_Description of the task_: Your response should contain each line of the data that includes "entreprise".

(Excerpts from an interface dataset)
○ ○ ○ ○ ○

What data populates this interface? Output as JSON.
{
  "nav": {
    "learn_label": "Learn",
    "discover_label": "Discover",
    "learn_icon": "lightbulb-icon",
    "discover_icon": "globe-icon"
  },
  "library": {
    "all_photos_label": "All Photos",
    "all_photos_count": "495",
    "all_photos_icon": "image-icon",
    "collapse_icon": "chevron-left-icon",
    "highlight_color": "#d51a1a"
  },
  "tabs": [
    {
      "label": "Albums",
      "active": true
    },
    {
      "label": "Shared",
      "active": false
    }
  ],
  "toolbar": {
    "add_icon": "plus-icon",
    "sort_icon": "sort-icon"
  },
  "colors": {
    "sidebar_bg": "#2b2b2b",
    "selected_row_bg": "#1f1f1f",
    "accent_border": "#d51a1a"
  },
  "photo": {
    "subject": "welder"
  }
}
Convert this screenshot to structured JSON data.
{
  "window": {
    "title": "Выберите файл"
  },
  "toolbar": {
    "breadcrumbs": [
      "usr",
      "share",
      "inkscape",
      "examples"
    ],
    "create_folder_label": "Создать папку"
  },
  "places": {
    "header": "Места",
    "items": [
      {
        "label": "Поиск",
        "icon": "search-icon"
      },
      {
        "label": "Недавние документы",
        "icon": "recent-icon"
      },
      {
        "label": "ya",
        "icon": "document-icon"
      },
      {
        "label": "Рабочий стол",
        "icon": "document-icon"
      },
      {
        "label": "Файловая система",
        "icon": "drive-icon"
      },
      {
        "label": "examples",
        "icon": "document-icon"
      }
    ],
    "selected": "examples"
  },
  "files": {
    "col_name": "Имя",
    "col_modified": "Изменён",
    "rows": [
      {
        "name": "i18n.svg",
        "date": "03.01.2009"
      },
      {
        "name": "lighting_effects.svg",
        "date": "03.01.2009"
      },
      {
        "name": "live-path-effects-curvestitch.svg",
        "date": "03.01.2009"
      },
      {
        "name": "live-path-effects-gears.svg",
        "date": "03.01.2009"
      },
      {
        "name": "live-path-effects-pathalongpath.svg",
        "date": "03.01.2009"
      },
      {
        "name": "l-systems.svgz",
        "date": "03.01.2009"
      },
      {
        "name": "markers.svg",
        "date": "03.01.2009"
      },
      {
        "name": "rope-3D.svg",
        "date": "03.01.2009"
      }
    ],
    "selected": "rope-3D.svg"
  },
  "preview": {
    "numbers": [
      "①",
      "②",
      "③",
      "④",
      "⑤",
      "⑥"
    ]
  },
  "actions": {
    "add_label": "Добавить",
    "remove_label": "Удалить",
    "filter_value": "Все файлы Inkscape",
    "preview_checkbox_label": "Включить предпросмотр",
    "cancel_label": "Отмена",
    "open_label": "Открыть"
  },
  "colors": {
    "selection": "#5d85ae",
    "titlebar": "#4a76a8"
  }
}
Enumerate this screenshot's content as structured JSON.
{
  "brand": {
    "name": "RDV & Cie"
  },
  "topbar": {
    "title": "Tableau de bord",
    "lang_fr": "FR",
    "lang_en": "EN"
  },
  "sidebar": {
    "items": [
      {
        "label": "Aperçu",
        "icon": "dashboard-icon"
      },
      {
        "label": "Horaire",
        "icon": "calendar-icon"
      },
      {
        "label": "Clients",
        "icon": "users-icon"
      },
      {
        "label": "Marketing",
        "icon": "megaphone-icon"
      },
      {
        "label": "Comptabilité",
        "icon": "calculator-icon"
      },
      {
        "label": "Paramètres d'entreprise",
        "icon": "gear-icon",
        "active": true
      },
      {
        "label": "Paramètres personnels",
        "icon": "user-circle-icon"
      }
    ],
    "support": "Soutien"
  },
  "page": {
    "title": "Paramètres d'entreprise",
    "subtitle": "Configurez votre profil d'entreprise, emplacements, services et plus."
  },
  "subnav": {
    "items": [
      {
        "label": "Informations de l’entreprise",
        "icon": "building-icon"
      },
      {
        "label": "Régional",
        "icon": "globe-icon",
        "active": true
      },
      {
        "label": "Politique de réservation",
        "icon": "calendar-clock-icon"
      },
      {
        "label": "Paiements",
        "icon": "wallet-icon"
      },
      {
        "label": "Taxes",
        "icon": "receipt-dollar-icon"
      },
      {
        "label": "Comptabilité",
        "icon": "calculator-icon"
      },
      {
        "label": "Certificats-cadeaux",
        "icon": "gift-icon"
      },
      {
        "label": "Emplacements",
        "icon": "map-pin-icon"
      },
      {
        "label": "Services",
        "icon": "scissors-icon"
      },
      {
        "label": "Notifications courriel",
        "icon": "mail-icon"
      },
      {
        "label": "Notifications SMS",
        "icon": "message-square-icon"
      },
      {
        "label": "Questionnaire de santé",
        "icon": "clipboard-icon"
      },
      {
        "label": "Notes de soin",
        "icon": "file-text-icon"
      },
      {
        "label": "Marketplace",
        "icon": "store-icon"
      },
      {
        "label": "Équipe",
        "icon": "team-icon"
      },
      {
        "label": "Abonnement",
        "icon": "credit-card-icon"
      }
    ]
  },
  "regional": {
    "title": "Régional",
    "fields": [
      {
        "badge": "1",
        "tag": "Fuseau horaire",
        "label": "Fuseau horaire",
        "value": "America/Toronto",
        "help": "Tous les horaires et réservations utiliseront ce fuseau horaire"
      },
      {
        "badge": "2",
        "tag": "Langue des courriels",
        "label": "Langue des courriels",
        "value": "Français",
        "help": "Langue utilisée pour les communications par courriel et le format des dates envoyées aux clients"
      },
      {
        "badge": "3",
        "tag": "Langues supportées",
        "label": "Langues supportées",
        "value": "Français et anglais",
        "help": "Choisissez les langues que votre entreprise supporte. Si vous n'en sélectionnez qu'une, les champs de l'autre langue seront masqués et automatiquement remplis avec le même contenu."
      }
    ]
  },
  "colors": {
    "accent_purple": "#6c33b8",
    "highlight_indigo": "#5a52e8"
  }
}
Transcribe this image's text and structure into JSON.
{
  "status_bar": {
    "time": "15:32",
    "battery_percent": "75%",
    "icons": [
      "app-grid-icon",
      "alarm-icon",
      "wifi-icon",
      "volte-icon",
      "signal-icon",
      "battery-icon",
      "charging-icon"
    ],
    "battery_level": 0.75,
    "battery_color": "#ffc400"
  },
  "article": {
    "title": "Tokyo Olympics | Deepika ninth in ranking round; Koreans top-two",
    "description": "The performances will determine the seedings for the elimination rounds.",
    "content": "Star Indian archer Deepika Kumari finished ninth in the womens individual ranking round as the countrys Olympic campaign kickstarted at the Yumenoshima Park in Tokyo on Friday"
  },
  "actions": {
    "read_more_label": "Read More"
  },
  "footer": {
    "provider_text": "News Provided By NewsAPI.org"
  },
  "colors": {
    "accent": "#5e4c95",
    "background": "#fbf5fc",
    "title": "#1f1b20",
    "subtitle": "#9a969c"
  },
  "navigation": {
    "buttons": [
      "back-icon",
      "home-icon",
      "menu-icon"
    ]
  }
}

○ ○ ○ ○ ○

_Task solution_:
        "label": "Paramètres d'entreprise",
    "title": "Paramètres d'entreprise",
    "subtitle": "Configurez votre profil d'entreprise, emplacements, services et plus."
        "label": "Informations de l’entreprise",
        "help": "Choisissez les langues que votre entreprise supporte. Si vous n'en sélectionnez qu'une, les champs de l'autre langue seront masqués et automatiquement remplis avec le même contenu."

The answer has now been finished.